The daughter of a designer—her mother started a design firm, Marianne Minister Interiors, and worked until she was 75 (“I hope to work as long as she did,” Hanig says)—she made her first foray into the design world with the French company Brunschwig & Fils, the gold standard of design whose fabrics grace the walls of the Palace of Versailles and the White House. Along with loving her job in Boston, Hanig met her future husband, Marco. After the couple married, they moved to Connecticut where they had their first daughter, Mallory, and Hanig opened her design firm, Courtney Hanig Interiors. On the heels of her launch, her husband announced that he got an interesting job offer in Chicago. “Marco invited me to go to Chicago for a romantic weekend. Six weeks later I reluctantly boarded an airplane to move from the East Coast,” says Hanig, who built a booming design business based in the Windy City.
Fast forward to building Most of All. The team that worked with Hanig to realize her dream house includes architectural design firm Emeritus, K Wiggin Building and Deane Kitchens. Highlights of the transitional home include six en suite bedrooms, an open area that features a living room with 23-foot ceilings, a dining room, a kitchen and a covered porch that wraps across the front of the home around to the mudroom side entry. The home also features a private back porch for dining and relaxing, with a gas fireplace finished with large-format tile and a five-inch V-groove ceiling. “Courtney is so refreshing. She is aware of every detail down to an eighth of an inch,” says Emeritus founder and principal Matthew MacEachern, who recalls that Hanig and builder Kris Wiggin stared at a ceiling detail that they rotated 90 degrees. “She applied that level of detail to the entire house,” he notes.
“The home has so many great design characteristics that make it unique and a top-notch addition to any portfolio,” says Wiggin, who applauded the exterior trim—its beautiful scale and swooping gable-end rake boards with a cedar wood roof—and the expansive covered porch, as well as interior details. “The interior entry and stairway to the second floor are where summer cottage meets a modern tone with oak handrails and paneled glass for safety. Matt MacEachern and his team at Emeritus did a fantastic job interpreting the owner’s vision and giving a touch of Emeritus,” Wiggin says.

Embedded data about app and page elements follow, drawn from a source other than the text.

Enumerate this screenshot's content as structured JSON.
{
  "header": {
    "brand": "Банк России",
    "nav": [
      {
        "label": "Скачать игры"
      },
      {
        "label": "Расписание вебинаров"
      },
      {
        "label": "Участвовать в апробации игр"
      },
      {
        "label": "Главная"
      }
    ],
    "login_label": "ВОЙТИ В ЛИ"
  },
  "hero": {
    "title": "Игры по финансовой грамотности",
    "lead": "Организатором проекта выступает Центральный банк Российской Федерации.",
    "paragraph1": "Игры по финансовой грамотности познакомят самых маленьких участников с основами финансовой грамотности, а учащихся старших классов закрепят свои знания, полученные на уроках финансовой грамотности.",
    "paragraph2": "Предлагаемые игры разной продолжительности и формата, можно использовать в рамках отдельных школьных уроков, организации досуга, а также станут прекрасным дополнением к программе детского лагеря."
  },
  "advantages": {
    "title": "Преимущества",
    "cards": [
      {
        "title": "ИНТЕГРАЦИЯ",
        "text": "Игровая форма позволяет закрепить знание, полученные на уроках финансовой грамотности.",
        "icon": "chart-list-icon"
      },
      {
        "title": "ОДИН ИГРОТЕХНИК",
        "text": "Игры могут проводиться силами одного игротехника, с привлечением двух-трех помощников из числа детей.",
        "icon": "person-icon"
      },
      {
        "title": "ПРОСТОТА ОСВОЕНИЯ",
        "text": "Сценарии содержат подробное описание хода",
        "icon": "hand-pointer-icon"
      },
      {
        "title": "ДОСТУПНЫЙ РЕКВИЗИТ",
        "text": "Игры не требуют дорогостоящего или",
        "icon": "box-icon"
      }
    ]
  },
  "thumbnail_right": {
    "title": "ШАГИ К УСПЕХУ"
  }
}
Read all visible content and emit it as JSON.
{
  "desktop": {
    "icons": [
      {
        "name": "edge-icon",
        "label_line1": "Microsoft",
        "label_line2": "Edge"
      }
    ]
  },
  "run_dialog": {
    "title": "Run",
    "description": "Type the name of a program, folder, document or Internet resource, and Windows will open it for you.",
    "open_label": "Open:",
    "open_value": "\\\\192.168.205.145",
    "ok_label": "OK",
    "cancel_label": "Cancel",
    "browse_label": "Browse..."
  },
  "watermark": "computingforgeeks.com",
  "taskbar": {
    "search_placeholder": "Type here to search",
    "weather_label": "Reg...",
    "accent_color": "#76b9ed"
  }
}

Hanig notes that she has worked on a “zillion kitchens,” but had never designed a kitchen like the one at Most of All and was thrilled to work with designer Gianna Santoro at Deane Kitchens who helped her make thoughtful decisions. “Courtney is a joy. She is such a kind person. Her priority is her family,” Santoro says. The pair visited Clarke’s Sub-Zero, Wolf and Cove Showroom in Connecticut where Santoro was able to work with the team to select a 36-inch Wolf stove and two 30-inch Sub-Zero refrigerators. The pair of refrigerators was a brilliant idea that created a stunning symmetrical solution. “The kitchen was all about functionality that works for the open floor plan,” says Santoro, who notes that one of the refrigerators includes bottom freezer drawers while the other is used exclusively for refrigeration but mirrors the drawer design. They also added a wine refrigerator in the bar area.
“The best projects are those when the team is even fonder of one another when it’s all over. From kitchen design to architect to builder, we were all in sync and hope to work together again soon,” Hanig says. When wandering around ’Sconset as a kid, she would study the houses and often daydream of what kind of house she would design if given the chance. After spending her first holiday at Most of All with her family and two corgis, Cooper and Oliver, she sees a dream realized: Most of All is everything she wanted and more.